- _Requirement_
For the entries below, report every line that includes the word "question".

- _Information_
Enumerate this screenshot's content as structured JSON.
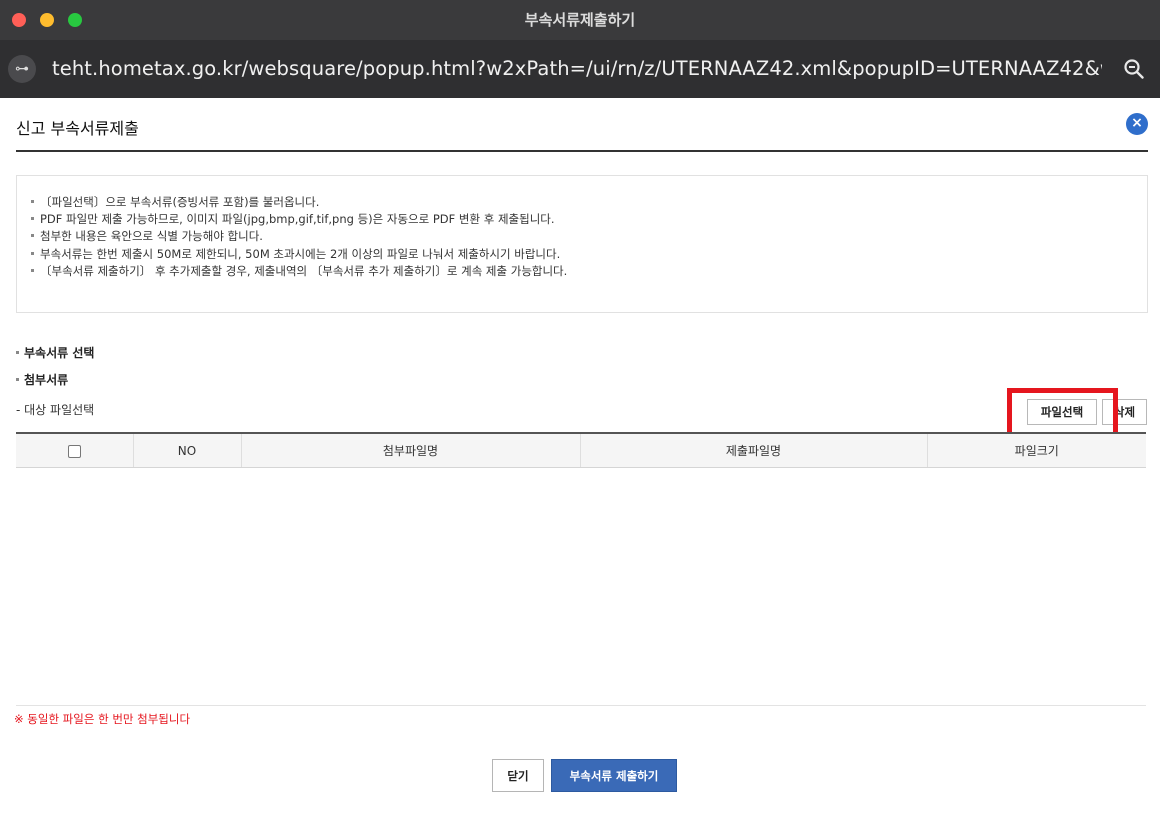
{
  "window": {
    "title": "부속서류제출하기",
    "url": "teht.hometax.go.kr/websquare/popup.html?w2xPath=/ui/rn/z/UTERNAAZ42.xml&popupID=UTERNAAZ42&w...",
    "site_settings_icon": "⊶",
    "zoom_icon": "zoom-magnifier-icon"
  },
  "popup": {
    "title": "신고 부속서류제출",
    "close_icon": "×"
  },
  "notices": [
    "〔파일선택〕으로 부속서류(증빙서류 포함)를 불러옵니다.",
    "PDF 파일만 제출 가능하므로, 이미지 파일(jpg,bmp,gif,tif,png 등)은 자동으로 PDF 변환 후 제출됩니다.",
    "첨부한 내용은 육안으로 식별 가능해야 합니다.",
    "부속서류는 한번 제출시 50M로 제한되니, 50M 초과시에는 2개 이상의 파일로 나눠서 제출하시기 바랍니다.",
    "〔부속서류 제출하기〕 후 추가제출할 경우, 제출내역의 〔부속서류 추가 제출하기〕로 계속 제출 가능합니다."
  ],
  "sections": {
    "select_label": "부속서류 선택",
    "attach_label": "첨부서류",
    "target_label": "- 대상 파일선택"
  },
  "buttons": {
    "file_select": "파일선택",
    "delete": "삭제",
    "close": "닫기",
    "submit": "부속서류 제출하기"
  },
  "table": {
    "columns": [
      "",
      "NO",
      "첨부파일명",
      "제출파일명",
      "파일크기"
    ],
    "rows": []
  },
  "warning": "※ 동일한 파일은 한 번만 첨부됩니다",
  "colors": {
    "accent": "#3a6ab7",
    "close_icon_bg": "#2f6ecb",
    "warning": "#e5161e",
    "highlight": "#e5161e",
    "titlebar": "#3a3a3c"
  }
}
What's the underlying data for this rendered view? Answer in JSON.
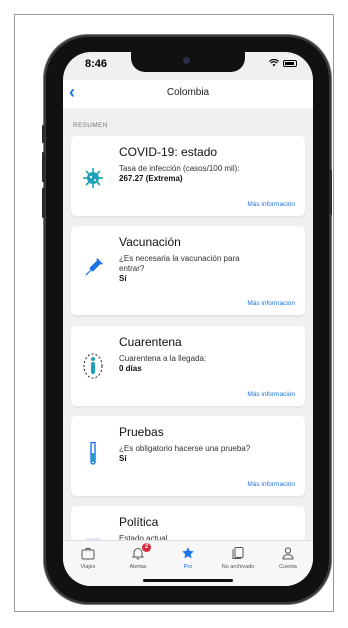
{
  "status": {
    "time": "8:46"
  },
  "nav": {
    "title": "Colombia"
  },
  "section_label": "RESUMEN",
  "cards": [
    {
      "title": "COVID-19: estado",
      "question": "Tasa de infección (casos/100 mil):",
      "answer": "267.27 (Extrema)",
      "link": "Más información",
      "icon": "virus-icon"
    },
    {
      "title": "Vacunación",
      "question": "¿Es necesaria la vacunación para entrar?",
      "answer": "Sí",
      "link": "Más información",
      "icon": "syringe-icon"
    },
    {
      "title": "Cuarentena",
      "question": "Cuarentena a la llegada:",
      "answer": "0 días",
      "link": "Más información",
      "icon": "quarantine-person-icon"
    },
    {
      "title": "Pruebas",
      "question": "¿Es obligatorio hacerse una prueba?",
      "answer": "Sí",
      "link": "Más información",
      "icon": "test-tube-icon"
    },
    {
      "title": "Política",
      "question": "Estado actual",
      "answer": "",
      "link": "",
      "icon": "policy-icon"
    }
  ],
  "tabs": [
    {
      "label": "Viajes",
      "icon": "suitcase-icon"
    },
    {
      "label": "Alertas",
      "icon": "bell-icon",
      "badge": "2"
    },
    {
      "label": "Pro",
      "icon": "star-icon"
    },
    {
      "label": "No archivado",
      "icon": "document-icon"
    },
    {
      "label": "Cuenta",
      "icon": "person-icon"
    }
  ],
  "colors": {
    "accent": "#1a73e8",
    "virus": "#1ea2b8",
    "badge": "#d7263d"
  }
}
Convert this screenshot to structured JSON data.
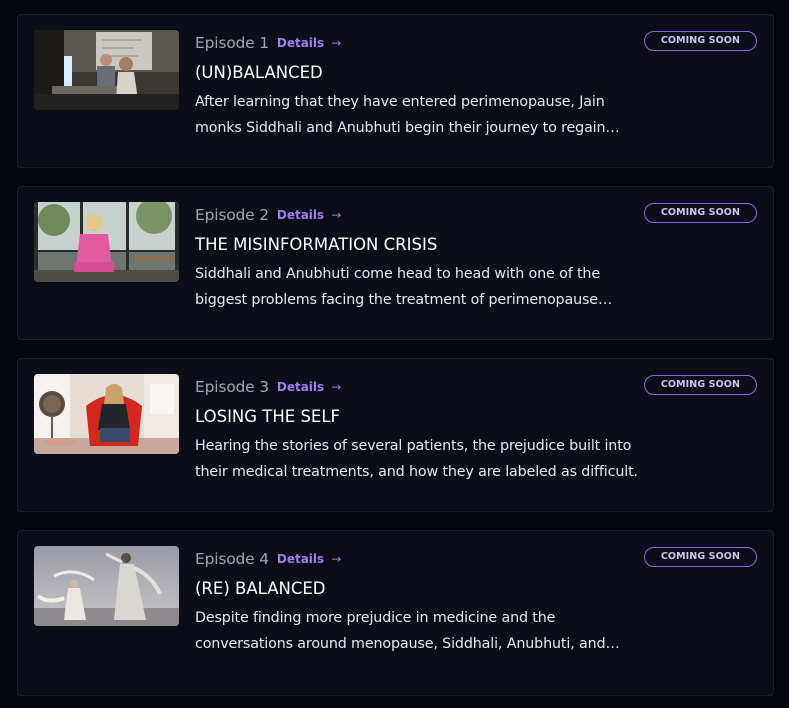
{
  "episodes": [
    {
      "episode_label": "Episode 1",
      "details_label": "Details",
      "title": "(UN)BALANCED",
      "description": "After learning that they have entered perimenopause, Jain monks Siddhali and Anubhuti begin their journey to regain balance in their lives.",
      "badge": "COMING SOON",
      "thumbnail_icon": "office-scene-thumbnail"
    },
    {
      "episode_label": "Episode 2",
      "details_label": "Details",
      "title": "THE MISINFORMATION CRISIS",
      "description": "Siddhali and Anubhuti come head to head with one of the biggest problems facing the treatment of perimenopause today.",
      "badge": "COMING SOON",
      "thumbnail_icon": "interview-window-thumbnail"
    },
    {
      "episode_label": "Episode 3",
      "details_label": "Details",
      "title": "LOSING THE SELF",
      "description": "Hearing the stories of several patients, the prejudice built into their medical treatments, and how they are labeled as difficult.",
      "badge": "COMING SOON",
      "thumbnail_icon": "red-chair-interview-thumbnail"
    },
    {
      "episode_label": "Episode 4",
      "details_label": "Details",
      "title": "(RE) BALANCED",
      "description": "Despite finding more prejudice in medicine and the conversations around menopause, Siddhali, Anubhuti, and their doctors find hope.",
      "badge": "COMING SOON",
      "thumbnail_icon": "dancers-thumbnail"
    }
  ],
  "colors": {
    "background": "#05060d",
    "card": "#0b0e18",
    "accent": "#a47cf2",
    "badge_border": "#8a67e6"
  }
}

- _Response to this task_
      "question": "Tasa de infección (casos/100 mil):",
      "question": "¿Es necesaria la vacunación para entrar?",
      "question": "Cuarentena a la llegada:",
      "question": "¿Es obligatorio hacerse una prueba?",
      "question": "Estado actual",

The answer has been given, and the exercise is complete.